I admit it, I got skunked. A whole afternoon of fishing and not a single trout in the net. It was my first day on the water in months, and I couldn’t wait to get out and go fishing again. However, my excitement slowly diminished after a few hours without a single fish. I started out with a Pheasant Tail, but that didn’t produce. Maybe a Copper John? Nope. How about a Hare’s Ear? No. Stonefly? Nothing. Midge? Still nothing. Every one of these flies caught fish consistently this time last year, so what’s going on? Ok, I’ll try something a little more out of the box. Will a streamer interest these fish? No, it won’t. What about scud? Nope. San Juan Worm? Of course not. Glo-Bug? Not a chance. By now it had been close to 4 hours, and my fingers were too numb from the cold to get the next fly out of my fly box. I knew that it was time to break the rod down and go home.
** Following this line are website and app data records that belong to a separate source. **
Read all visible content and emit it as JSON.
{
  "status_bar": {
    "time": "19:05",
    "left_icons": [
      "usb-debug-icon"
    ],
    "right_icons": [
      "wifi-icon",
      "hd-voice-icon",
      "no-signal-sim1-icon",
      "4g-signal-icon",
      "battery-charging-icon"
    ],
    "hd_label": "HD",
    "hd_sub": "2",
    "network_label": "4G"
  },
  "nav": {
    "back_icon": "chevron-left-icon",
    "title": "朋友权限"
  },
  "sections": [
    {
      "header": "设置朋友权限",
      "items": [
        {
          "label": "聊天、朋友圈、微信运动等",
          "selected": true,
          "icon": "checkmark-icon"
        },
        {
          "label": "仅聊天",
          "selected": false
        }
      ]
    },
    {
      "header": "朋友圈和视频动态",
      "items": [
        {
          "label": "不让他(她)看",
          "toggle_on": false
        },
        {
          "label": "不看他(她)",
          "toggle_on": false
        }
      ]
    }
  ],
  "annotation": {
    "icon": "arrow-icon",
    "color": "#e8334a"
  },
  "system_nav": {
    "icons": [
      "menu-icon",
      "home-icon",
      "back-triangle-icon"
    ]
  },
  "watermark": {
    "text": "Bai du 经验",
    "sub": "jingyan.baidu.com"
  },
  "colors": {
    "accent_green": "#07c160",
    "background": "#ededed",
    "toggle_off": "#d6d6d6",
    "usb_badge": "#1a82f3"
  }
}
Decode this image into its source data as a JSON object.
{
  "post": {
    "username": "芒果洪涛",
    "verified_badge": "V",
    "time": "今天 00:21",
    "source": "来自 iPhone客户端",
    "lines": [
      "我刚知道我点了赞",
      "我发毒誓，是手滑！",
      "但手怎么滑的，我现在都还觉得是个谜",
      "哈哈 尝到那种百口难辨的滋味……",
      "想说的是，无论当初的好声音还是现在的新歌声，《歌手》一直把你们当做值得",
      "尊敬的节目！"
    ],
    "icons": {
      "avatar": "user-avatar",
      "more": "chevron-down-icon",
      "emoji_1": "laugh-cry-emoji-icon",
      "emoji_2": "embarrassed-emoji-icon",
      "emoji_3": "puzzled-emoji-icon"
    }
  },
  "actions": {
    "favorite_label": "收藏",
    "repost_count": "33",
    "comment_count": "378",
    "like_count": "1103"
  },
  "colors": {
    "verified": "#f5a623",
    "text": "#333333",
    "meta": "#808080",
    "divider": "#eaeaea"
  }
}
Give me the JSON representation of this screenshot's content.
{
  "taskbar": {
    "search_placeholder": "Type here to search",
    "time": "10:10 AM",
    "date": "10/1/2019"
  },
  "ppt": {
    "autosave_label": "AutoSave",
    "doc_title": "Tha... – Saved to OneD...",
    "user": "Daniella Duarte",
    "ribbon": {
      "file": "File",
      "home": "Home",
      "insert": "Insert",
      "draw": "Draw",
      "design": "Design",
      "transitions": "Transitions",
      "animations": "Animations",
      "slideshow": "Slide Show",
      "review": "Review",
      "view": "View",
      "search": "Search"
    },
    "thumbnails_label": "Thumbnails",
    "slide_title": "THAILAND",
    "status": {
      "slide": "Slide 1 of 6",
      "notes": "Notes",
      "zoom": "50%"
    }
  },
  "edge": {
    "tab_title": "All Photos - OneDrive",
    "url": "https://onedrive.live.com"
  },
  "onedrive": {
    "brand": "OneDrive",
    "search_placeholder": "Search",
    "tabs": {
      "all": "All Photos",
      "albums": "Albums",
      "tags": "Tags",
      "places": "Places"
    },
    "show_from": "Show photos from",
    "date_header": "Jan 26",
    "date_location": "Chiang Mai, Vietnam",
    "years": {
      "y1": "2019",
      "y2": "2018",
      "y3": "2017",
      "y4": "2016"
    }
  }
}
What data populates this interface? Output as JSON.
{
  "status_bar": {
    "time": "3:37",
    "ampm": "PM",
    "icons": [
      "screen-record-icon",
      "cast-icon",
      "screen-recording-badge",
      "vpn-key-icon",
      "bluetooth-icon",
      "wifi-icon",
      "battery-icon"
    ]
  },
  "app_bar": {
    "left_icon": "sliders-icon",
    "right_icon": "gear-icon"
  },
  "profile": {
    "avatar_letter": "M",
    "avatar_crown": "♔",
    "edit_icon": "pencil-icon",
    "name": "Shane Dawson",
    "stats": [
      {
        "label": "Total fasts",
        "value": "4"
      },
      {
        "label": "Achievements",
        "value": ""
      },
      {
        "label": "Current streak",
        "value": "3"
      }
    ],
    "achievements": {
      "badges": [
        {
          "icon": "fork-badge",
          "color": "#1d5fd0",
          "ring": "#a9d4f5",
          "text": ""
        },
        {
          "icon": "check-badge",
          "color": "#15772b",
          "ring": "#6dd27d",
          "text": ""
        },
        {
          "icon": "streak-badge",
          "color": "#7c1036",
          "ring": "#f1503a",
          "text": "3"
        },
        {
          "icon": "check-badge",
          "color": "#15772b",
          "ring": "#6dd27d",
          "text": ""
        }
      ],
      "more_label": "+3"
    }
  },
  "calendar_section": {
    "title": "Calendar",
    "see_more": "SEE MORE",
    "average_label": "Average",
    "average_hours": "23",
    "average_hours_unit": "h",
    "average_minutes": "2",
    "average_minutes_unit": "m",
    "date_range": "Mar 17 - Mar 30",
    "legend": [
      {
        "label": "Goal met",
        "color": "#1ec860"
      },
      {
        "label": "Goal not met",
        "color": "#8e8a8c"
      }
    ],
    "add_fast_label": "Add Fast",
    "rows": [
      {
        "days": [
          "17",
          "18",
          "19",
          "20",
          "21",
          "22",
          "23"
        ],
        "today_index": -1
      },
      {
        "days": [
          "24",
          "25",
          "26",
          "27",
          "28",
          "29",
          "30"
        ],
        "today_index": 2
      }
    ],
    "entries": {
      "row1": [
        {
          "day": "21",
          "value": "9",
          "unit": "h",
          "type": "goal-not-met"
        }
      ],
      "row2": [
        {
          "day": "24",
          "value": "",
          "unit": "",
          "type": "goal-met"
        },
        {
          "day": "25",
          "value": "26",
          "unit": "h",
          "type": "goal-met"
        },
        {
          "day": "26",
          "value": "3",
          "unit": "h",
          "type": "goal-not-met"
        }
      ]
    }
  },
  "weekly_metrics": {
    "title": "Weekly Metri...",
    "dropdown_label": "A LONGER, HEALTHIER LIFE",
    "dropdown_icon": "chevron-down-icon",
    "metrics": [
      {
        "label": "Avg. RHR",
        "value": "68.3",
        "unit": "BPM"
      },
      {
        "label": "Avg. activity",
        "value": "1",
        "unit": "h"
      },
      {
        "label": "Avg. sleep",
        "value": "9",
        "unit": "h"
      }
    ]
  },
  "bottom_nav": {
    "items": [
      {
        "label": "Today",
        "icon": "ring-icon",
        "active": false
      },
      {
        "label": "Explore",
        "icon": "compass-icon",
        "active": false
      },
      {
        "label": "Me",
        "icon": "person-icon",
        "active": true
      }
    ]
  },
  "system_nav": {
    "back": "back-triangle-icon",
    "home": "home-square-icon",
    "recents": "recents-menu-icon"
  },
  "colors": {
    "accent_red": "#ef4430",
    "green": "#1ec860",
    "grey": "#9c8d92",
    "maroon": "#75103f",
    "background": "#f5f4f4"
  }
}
This was certainly not my most successful day of fishing. Actually, it was one of my least successful, but it still made me realize one of the major reasons that I love fishing so much. Fishing allows us to try to outsmart trout (or whatever else we fish for), and the feeling of accomplishment from taking one of these beautiful creatures out of the net and holding it in your hands, before gently slipping it back into the water is second to none. Although these fish may have a brain the size of a pea, knowing that you fooled them into thinking your fly was food is what keeps anglers coming back for the rest of their lives. If we didn’t have days like I had, when the fish just don’t seem to be feeding, then the days when they seem to attack everything we throw to them wouldn’t be nearly as memorable. Finally, after all the second guessing and excuse making, I remembered the old cliché and how true it is: a bad day of fishing is still better than a good day at work.